Recently I had a very unfortunate experience. OK it was a bit of a catastrophe (if I can be dramatic for a moment). I lost a bunch of contacts from my mailing list while transferring them over to another list. I was feeling confident because I’ve been using tech for decades, and so I thought I was past small errors such as accidentally deleting my entire list instead of only the 80 I’d just copied across.
My next mistake (which compounded the disaster) was not having backed up my list.
Not backing up your data can have devastating consequences, especially if your business is fully online. It can cause you to lose money, time and important files, and in the worst case scenario, can completely derail your business.
And that’s why today’s blog post is about backing up your data, because I don’t want the same thing to happen to you.
So what exactly does “backing up” mean, and what are the different options out there? Read on to find out.
What does it mean to back up?
Backing up your work means having a second copy of it saved in another location. That way, if you accidentally delete important information or it gets lost or broken, you can get it back. It’s like making a copy of an important document, and locking the original away in a safe.
How often should I back up my files?
This will depend on how often you make changes to whatever you are saving. You could choose to back your data up daily, weekly, monthly… whatever suits your schedule best. But don’t put it off! If you’re short for time, consider automating your backups.
Which files should I back up?
As many as possible! It’s better to be safe than sorry, so don’t skimp on storage space – if you have to pay for extra, do it! It’s worth it; remember that your data is your business. Without it, there is no business and you’ll have to start from scratch. Bear in mind however that some data doesn’t need to be backed up, such as programs and system files.
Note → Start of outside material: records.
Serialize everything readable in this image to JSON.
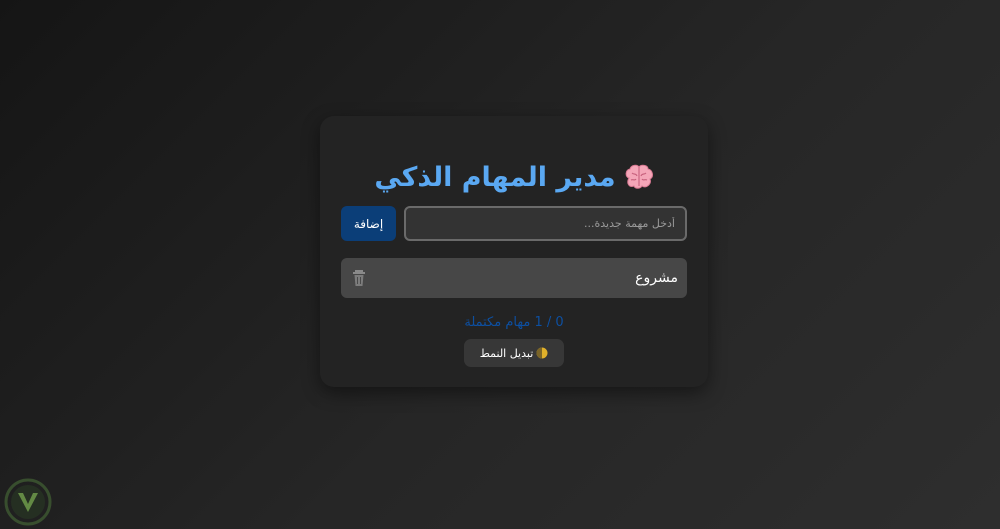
{
  "app": {
    "title": "مدير المهام الذكي",
    "title_icon": "brain-icon"
  },
  "input": {
    "placeholder": "أدخل مهمة جديدة...",
    "value": ""
  },
  "add_button": {
    "label": "إضافة"
  },
  "tasks": [
    {
      "text": "مشروع",
      "delete_icon": "trash-icon"
    }
  ],
  "progress": {
    "text": "0 / 1 مهام مكتملة",
    "completed": 0,
    "total": 1
  },
  "toggle_button": {
    "label": "تبديل النمط",
    "icon": "moon-icon"
  },
  "colors": {
    "accent": "#5aa8f2",
    "button": "#0b3e78",
    "progress": "#0d4fa0",
    "card": "#232323",
    "task": "#474747"
  }
}
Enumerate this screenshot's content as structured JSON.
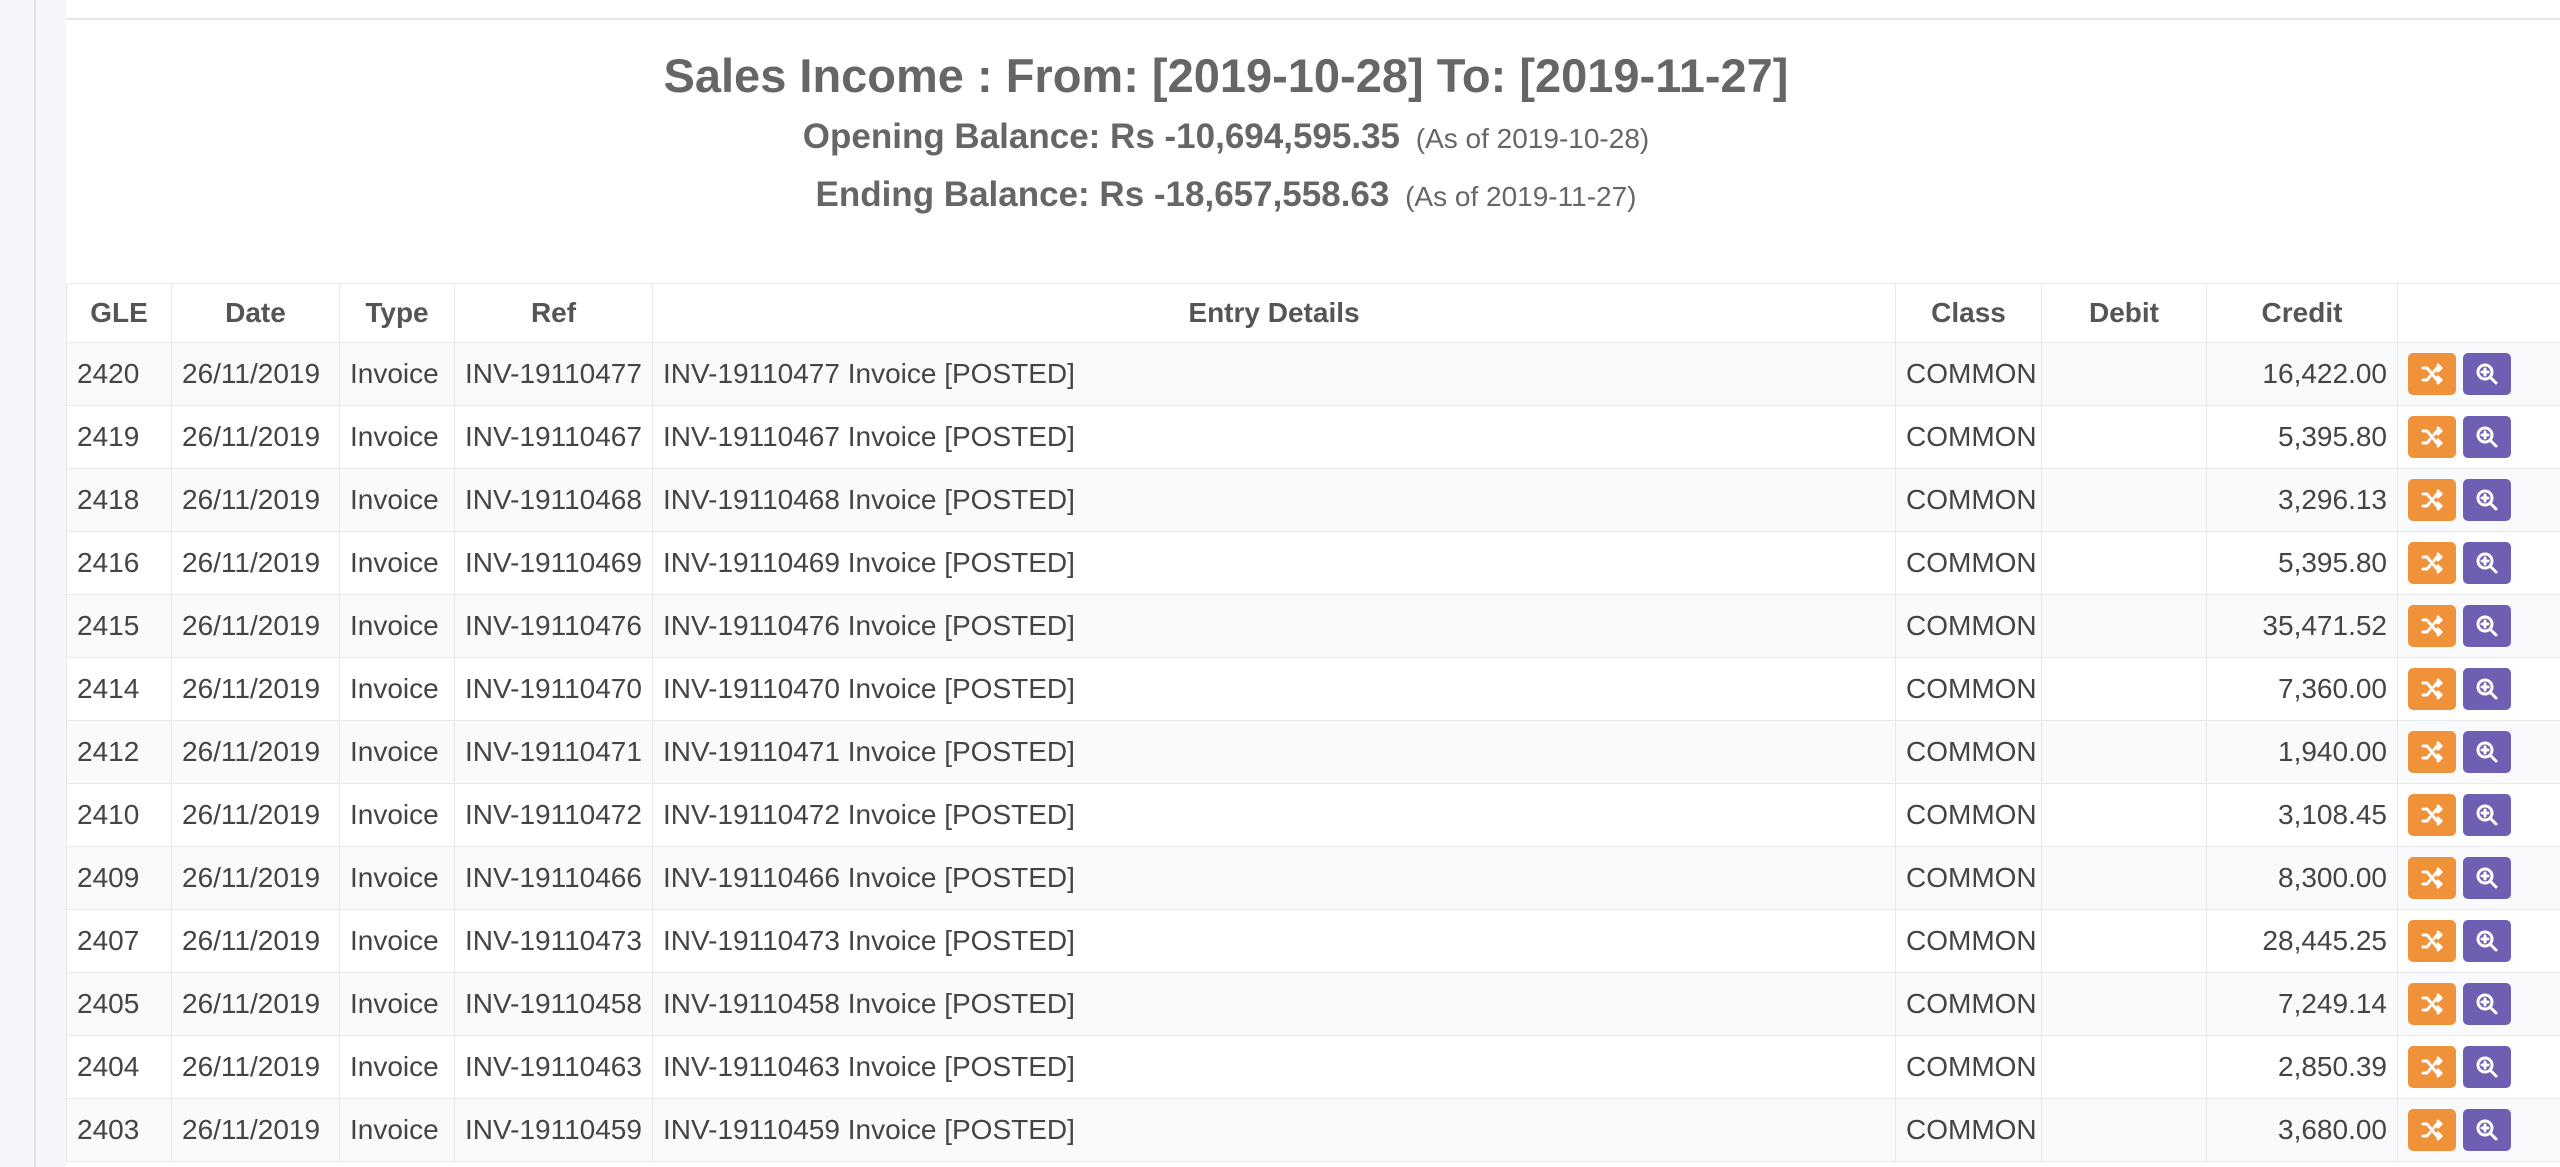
{
  "report": {
    "title": "Sales Income : From: [2019-10-28] To: [2019-11-27]",
    "opening_label": "Opening Balance: Rs -10,694,595.35",
    "opening_asof": "(As of 2019-10-28)",
    "ending_label": "Ending Balance: Rs -18,657,558.63",
    "ending_asof": "(As of 2019-11-27)"
  },
  "table": {
    "headers": {
      "gle": "GLE",
      "date": "Date",
      "type": "Type",
      "ref": "Ref",
      "details": "Entry Details",
      "class": "Class",
      "debit": "Debit",
      "credit": "Credit"
    },
    "rows": [
      {
        "gle": "2420",
        "date": "26/11/2019",
        "type": "Invoice",
        "ref": "INV-19110477",
        "details": "INV-19110477 Invoice [POSTED]",
        "class": "COMMON",
        "debit": "",
        "credit": "16,422.00"
      },
      {
        "gle": "2419",
        "date": "26/11/2019",
        "type": "Invoice",
        "ref": "INV-19110467",
        "details": "INV-19110467 Invoice [POSTED]",
        "class": "COMMON",
        "debit": "",
        "credit": "5,395.80"
      },
      {
        "gle": "2418",
        "date": "26/11/2019",
        "type": "Invoice",
        "ref": "INV-19110468",
        "details": "INV-19110468 Invoice [POSTED]",
        "class": "COMMON",
        "debit": "",
        "credit": "3,296.13"
      },
      {
        "gle": "2416",
        "date": "26/11/2019",
        "type": "Invoice",
        "ref": "INV-19110469",
        "details": "INV-19110469 Invoice [POSTED]",
        "class": "COMMON",
        "debit": "",
        "credit": "5,395.80"
      },
      {
        "gle": "2415",
        "date": "26/11/2019",
        "type": "Invoice",
        "ref": "INV-19110476",
        "details": "INV-19110476 Invoice [POSTED]",
        "class": "COMMON",
        "debit": "",
        "credit": "35,471.52"
      },
      {
        "gle": "2414",
        "date": "26/11/2019",
        "type": "Invoice",
        "ref": "INV-19110470",
        "details": "INV-19110470 Invoice [POSTED]",
        "class": "COMMON",
        "debit": "",
        "credit": "7,360.00"
      },
      {
        "gle": "2412",
        "date": "26/11/2019",
        "type": "Invoice",
        "ref": "INV-19110471",
        "details": "INV-19110471 Invoice [POSTED]",
        "class": "COMMON",
        "debit": "",
        "credit": "1,940.00"
      },
      {
        "gle": "2410",
        "date": "26/11/2019",
        "type": "Invoice",
        "ref": "INV-19110472",
        "details": "INV-19110472 Invoice [POSTED]",
        "class": "COMMON",
        "debit": "",
        "credit": "3,108.45"
      },
      {
        "gle": "2409",
        "date": "26/11/2019",
        "type": "Invoice",
        "ref": "INV-19110466",
        "details": "INV-19110466 Invoice [POSTED]",
        "class": "COMMON",
        "debit": "",
        "credit": "8,300.00"
      },
      {
        "gle": "2407",
        "date": "26/11/2019",
        "type": "Invoice",
        "ref": "INV-19110473",
        "details": "INV-19110473 Invoice [POSTED]",
        "class": "COMMON",
        "debit": "",
        "credit": "28,445.25"
      },
      {
        "gle": "2405",
        "date": "26/11/2019",
        "type": "Invoice",
        "ref": "INV-19110458",
        "details": "INV-19110458 Invoice [POSTED]",
        "class": "COMMON",
        "debit": "",
        "credit": "7,249.14"
      },
      {
        "gle": "2404",
        "date": "26/11/2019",
        "type": "Invoice",
        "ref": "INV-19110463",
        "details": "INV-19110463 Invoice [POSTED]",
        "class": "COMMON",
        "debit": "",
        "credit": "2,850.39"
      },
      {
        "gle": "2403",
        "date": "26/11/2019",
        "type": "Invoice",
        "ref": "INV-19110459",
        "details": "INV-19110459 Invoice [POSTED]",
        "class": "COMMON",
        "debit": "",
        "credit": "3,680.00"
      }
    ]
  },
  "actions": {
    "shuffle_icon": "shuffle-icon",
    "zoom_icon": "zoom-in-icon",
    "shuffle_color": "#f0923a",
    "zoom_color": "#6f5fb3"
  }
}
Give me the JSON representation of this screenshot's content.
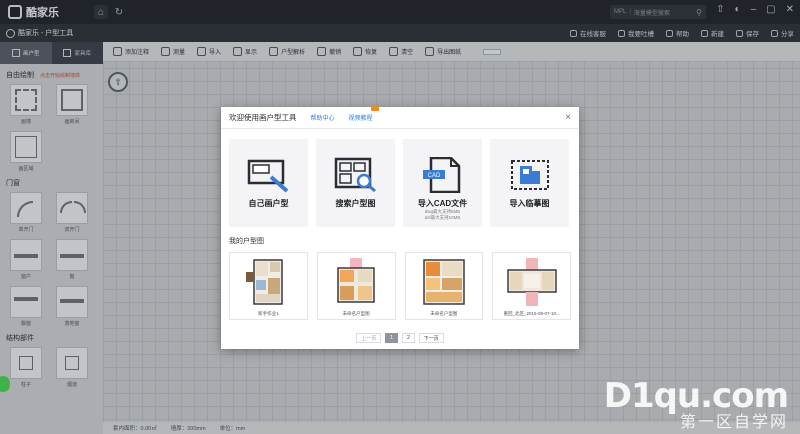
{
  "titlebar": {
    "logo_text": "酷家乐",
    "search_left": "MPL",
    "search_placeholder": "海量模型搜索"
  },
  "appbar": {
    "app_name": "酷家乐 - 户型工具",
    "right_tools": [
      "在线客服",
      "我要吐槽",
      "帮助",
      "新建",
      "保存",
      "分享"
    ]
  },
  "sidebar": {
    "tabs": [
      "画户型",
      "家具库"
    ],
    "sections": [
      {
        "title": "自由绘制",
        "warn": "点击开始绘制墙体",
        "items": [
          "画墙",
          "画房间",
          "画区域"
        ]
      },
      {
        "title": "门窗",
        "items": [
          "单开门",
          "双开门",
          "窗户",
          "窗",
          "飘窗",
          "落地窗"
        ]
      },
      {
        "title": "结构部件",
        "items": [
          "柱子",
          "烟道"
        ]
      }
    ]
  },
  "canvas_toolbar": {
    "items": [
      "添加注释",
      "测量",
      "导入",
      "显示",
      "户型解析",
      "撤销",
      "恢复",
      "清空"
    ],
    "button": "导出图纸",
    "end_button": ""
  },
  "statusbar": {
    "items": [
      "套内面积：0.00㎡",
      "墙厚：200mm",
      "单位：mm"
    ]
  },
  "dialog": {
    "title": "欢迎使用画户型工具",
    "links": [
      "帮助中心",
      "视频教程"
    ],
    "close": "×",
    "cards": [
      {
        "label": "自己画户型",
        "icon": "draw-plan-icon",
        "sub": []
      },
      {
        "label": "搜索户型图",
        "icon": "search-plan-icon",
        "sub": []
      },
      {
        "label": "导入CAD文件",
        "icon": "cad-file-icon",
        "sub": [
          "dwg最大支持5MB",
          "dxf最大支持10MB"
        ]
      },
      {
        "label": "导入临摹图",
        "icon": "trace-image-icon",
        "sub": []
      }
    ],
    "section_title": "我的户型图",
    "plans": [
      {
        "caption": "新手作业1"
      },
      {
        "caption": "未命名户型图"
      },
      {
        "caption": "未命名户型图"
      },
      {
        "caption": "重回_北区_2015-09-07-10..."
      }
    ],
    "pager": {
      "prev": "上一页",
      "pages": [
        "1",
        "2"
      ],
      "next": "下一页"
    }
  },
  "watermark": {
    "main": "D1qu.com",
    "sub": "第一区自学网"
  },
  "colors": {
    "accent": "#2f7ee0",
    "titlebar": "#1f2329",
    "card_bg": "#f4f4f7",
    "icon_blue": "#3a7bd5"
  }
}
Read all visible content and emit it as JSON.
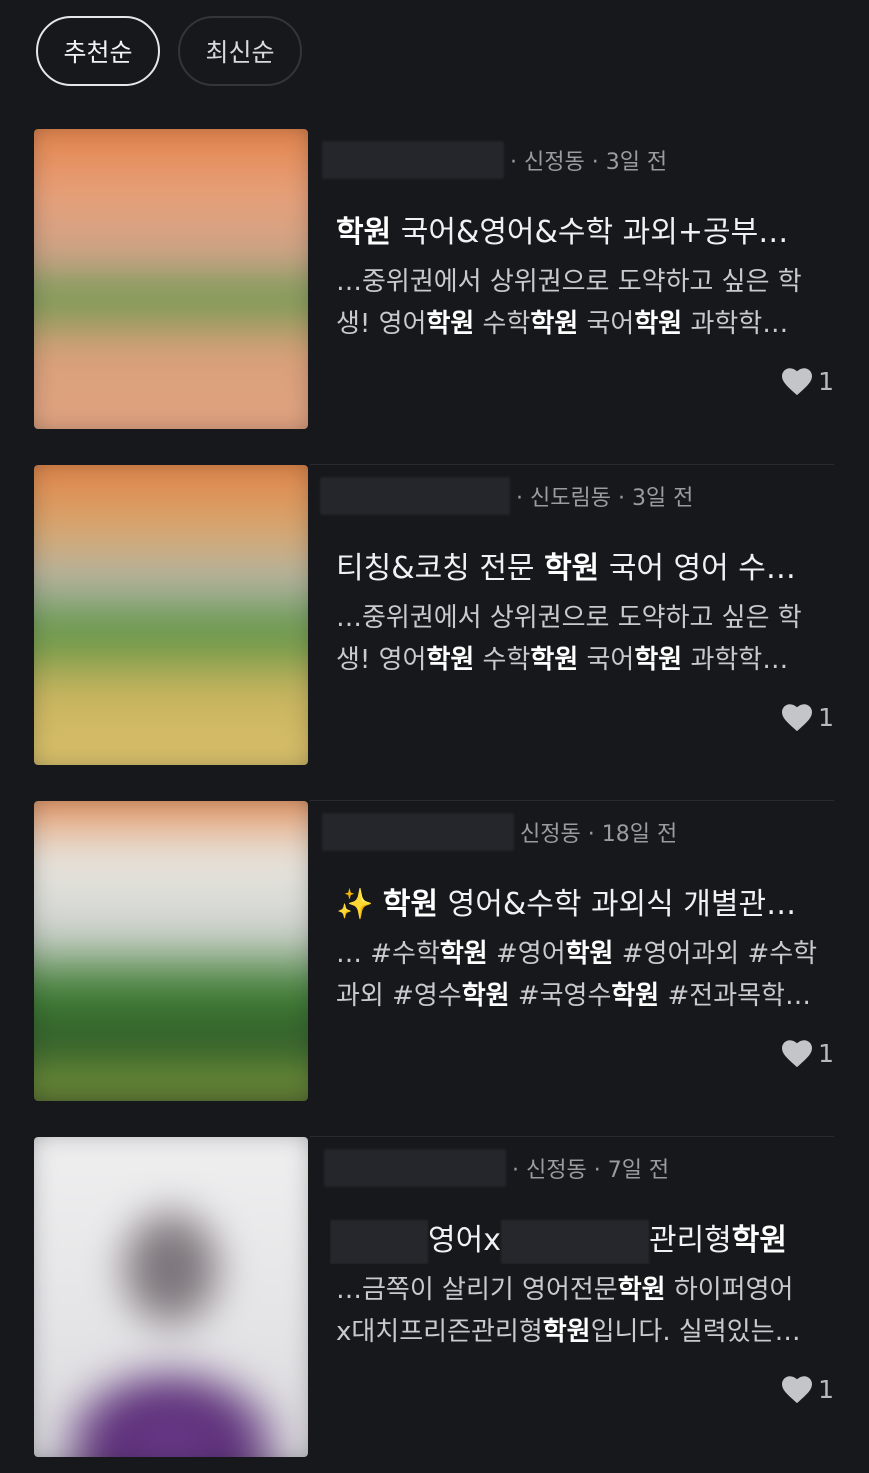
{
  "sort": {
    "recommended": "추천순",
    "latest": "최신순"
  },
  "posts": [
    {
      "location": "· 신정동",
      "time": "· 3일 전",
      "title_parts": [
        {
          "t": "학원",
          "b": true
        },
        {
          "t": " 국어&영어&수학 과외+공부…",
          "b": false
        }
      ],
      "snippet_lines": [
        [
          {
            "t": "…중위권에서 상위권으로 도약하고 싶은 학",
            "b": false
          }
        ],
        [
          {
            "t": "생! 영어",
            "b": false
          },
          {
            "t": "학원",
            "b": true
          },
          {
            "t": " 수학",
            "b": false
          },
          {
            "t": "학원",
            "b": true
          },
          {
            "t": " 국어",
            "b": false
          },
          {
            "t": "학원",
            "b": true
          },
          {
            "t": " 과학학…",
            "b": false
          }
        ]
      ],
      "likes": "1"
    },
    {
      "location": "· 신도림동",
      "time": "· 3일 전",
      "title_parts": [
        {
          "t": "티칭&코칭 전문 ",
          "b": false
        },
        {
          "t": "학원",
          "b": true
        },
        {
          "t": " 국어 영어 수…",
          "b": false
        }
      ],
      "snippet_lines": [
        [
          {
            "t": "…중위권에서 상위권으로 도약하고 싶은 학",
            "b": false
          }
        ],
        [
          {
            "t": "생! 영어",
            "b": false
          },
          {
            "t": "학원",
            "b": true
          },
          {
            "t": " 수학",
            "b": false
          },
          {
            "t": "학원",
            "b": true
          },
          {
            "t": " 국어",
            "b": false
          },
          {
            "t": "학원",
            "b": true
          },
          {
            "t": " 과학학…",
            "b": false
          }
        ]
      ],
      "likes": "1"
    },
    {
      "location": "신정동",
      "time": "· 18일 전",
      "title_parts": [
        {
          "t": "✨ ",
          "b": false
        },
        {
          "t": "학원",
          "b": true
        },
        {
          "t": " 영어&수학 과외식 개별관…",
          "b": false
        }
      ],
      "snippet_lines": [
        [
          {
            "t": "… #수학",
            "b": false
          },
          {
            "t": "학원",
            "b": true
          },
          {
            "t": " #영어",
            "b": false
          },
          {
            "t": "학원",
            "b": true
          },
          {
            "t": " #영어과외 #수학",
            "b": false
          }
        ],
        [
          {
            "t": "과외 #영수",
            "b": false
          },
          {
            "t": "학원",
            "b": true
          },
          {
            "t": " #국영수",
            "b": false
          },
          {
            "t": "학원",
            "b": true
          },
          {
            "t": " #전과목학…",
            "b": false
          }
        ]
      ],
      "likes": "1"
    },
    {
      "location": "· 신정동",
      "time": "· 7일 전",
      "title_parts": [
        {
          "t": "[R1]",
          "b": false
        },
        {
          "t": "영어x",
          "b": false
        },
        {
          "t": "[R2]",
          "b": false
        },
        {
          "t": "관리형",
          "b": false
        },
        {
          "t": "학원",
          "b": true
        }
      ],
      "snippet_lines": [
        [
          {
            "t": "…금쪽이 살리기 영어전문",
            "b": false
          },
          {
            "t": "학원",
            "b": true
          },
          {
            "t": " 하이퍼영어",
            "b": false
          }
        ],
        [
          {
            "t": "x대치프리즌관리형",
            "b": false
          },
          {
            "t": "학원",
            "b": true
          },
          {
            "t": "입니다. 실력있는…",
            "b": false
          }
        ]
      ],
      "likes": "1"
    }
  ],
  "colors": {
    "background": "#17181c",
    "text_primary": "#f1f1f3",
    "text_secondary": "#9a9ca2"
  },
  "icons": {
    "like": "heart-icon"
  }
}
For these, just ensure you save copies of the original installation files and registration information in a safe place.
What are my backup options?
External hard drive
(A physical drive with a USB port)
- Advantage: Easy to use, just plug into your laptop and drag your data over
- Disadvantages: Manual process that you must remember to do regularly. If the drive malfunctions you risk losing all your data. Consider using two drives and alternating them.
(A digital space where your data is saved)
- Advantages: Having your important data backed up off-site means that even if your entire office is destroyed your data is safe.
Has a ‘bin’ where you can fish out files you accidentally deleted.
Easier to automate
- Disadvantages: Free plans are limited in size
Dependent on internet connection
Network Attached Storage
(A physical drive that can be accessed remotely)
- Advantages: You retain full rights to your own data, which is not the case when you use a third party. If you are concerned with security, this is something you may want to take into consideration.
No recurring costs, just the initial investment.
- Disadvantage: It’s more complicated to set up and requires more technical knowledge.
I hope this helps clarify the different storage backup options available to you. As for my preferred option, it’s definitely cloud storage. I especially appreciate Google Drive because it’s reliable, accessible from all my devices, easy to use, and reasonably priced.
So please, go ahead and back up all your important files now. Do it for your business!
Next week I will be back to tell you about some more of my business misadventures in a post about loyalty, reliability, and a difficult decision to leave one provider for another.